King Leopold's Congo Free State was an economic, environmental, cultural, and human disaster for the Congo people. Historians estimate that 8-10 million persons perished from the violence, forced labor, and starvation caused by Leopold's lust for power and profits. When he died in 1909 at age 74, much of the world despised him. American poet Vachel Lindsay wrote this epitaph:
Listen to the yell of Leopold's ghost
Burning in Hell for his hand-maimed host,
Hear how the demons chuckle and yell
Cutting his hands off, down in Hell.
For Discussion and Writing
The Congo Free State was an extreme example of one country exploiting another. Similar concerns arise today over the behavior of large corporations doing business in undeveloped countries. What standards should these corporations use for wages, worker safety, child labor, and environmental issues? Some argue that foreign corporations in undeveloped countries should use the same standards they employ elsewhere in the world. Anything less, they say, exploits workers and the environment. Others argue that corporations should honor the laws of their host country and do not need to bring other standards with them. Corporations, they say, offer much to poorer countries in terms of jobs, education, and economic development. They believe that putting restrictions on them would keep them away from these countries.

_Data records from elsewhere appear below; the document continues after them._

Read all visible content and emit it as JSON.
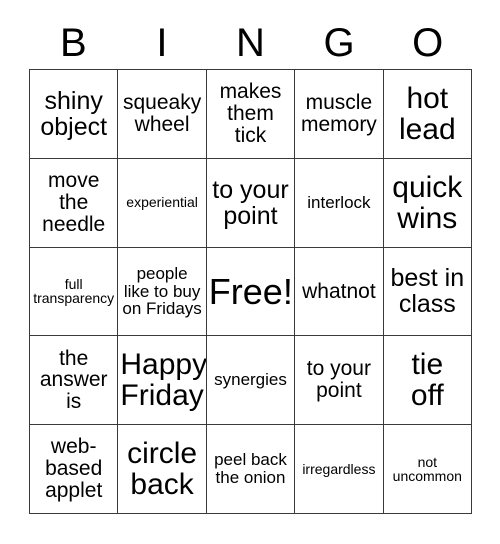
{
  "card": {
    "header_letters": [
      "B",
      "I",
      "N",
      "G",
      "O"
    ],
    "columns": 5,
    "rows": 5,
    "free_space_label": "Free!",
    "border_color": "#3a3a3a",
    "background_color": "#ffffff",
    "text_color": "#000000",
    "cells": [
      {
        "text": "shiny\nobject",
        "size": "l"
      },
      {
        "text": "squeaky\nwheel",
        "size": "m"
      },
      {
        "text": "makes\nthem\ntick",
        "size": "m"
      },
      {
        "text": "muscle\nmemory",
        "size": "m"
      },
      {
        "text": "hot\nlead",
        "size": "xl"
      },
      {
        "text": "move\nthe\nneedle",
        "size": "m"
      },
      {
        "text": "experiential",
        "size": "xs"
      },
      {
        "text": "to your\npoint",
        "size": "l"
      },
      {
        "text": "interlock",
        "size": "s"
      },
      {
        "text": "quick\nwins",
        "size": "xl"
      },
      {
        "text": "full\ntransparency",
        "size": "xs"
      },
      {
        "text": "people\nlike to buy\non Fridays",
        "size": "s"
      },
      {
        "text": "Free!",
        "size": "xxl"
      },
      {
        "text": "whatnot",
        "size": "m"
      },
      {
        "text": "best in\nclass",
        "size": "l"
      },
      {
        "text": "the\nanswer\nis",
        "size": "m"
      },
      {
        "text": "Happy\nFriday",
        "size": "xl"
      },
      {
        "text": "synergies",
        "size": "s"
      },
      {
        "text": "to your\npoint",
        "size": "m"
      },
      {
        "text": "tie\noff",
        "size": "xl"
      },
      {
        "text": "web-\nbased\napplet",
        "size": "m"
      },
      {
        "text": "circle\nback",
        "size": "xl"
      },
      {
        "text": "peel back\nthe onion",
        "size": "s"
      },
      {
        "text": "irregardless",
        "size": "xs"
      },
      {
        "text": "not\nuncommon",
        "size": "xs"
      }
    ]
  }
}
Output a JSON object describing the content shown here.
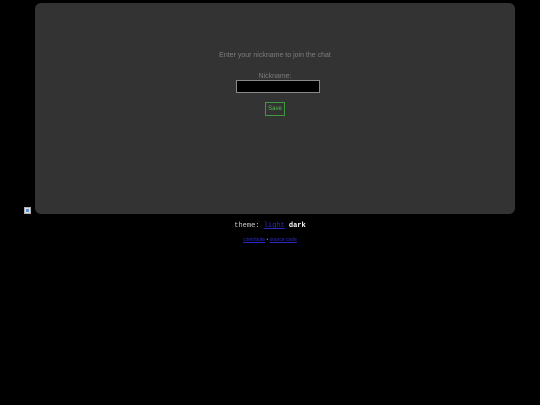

In this activity, role play a U.S. congressional committee deciding whether to impose standards on American corporations doing business in undeveloped countries.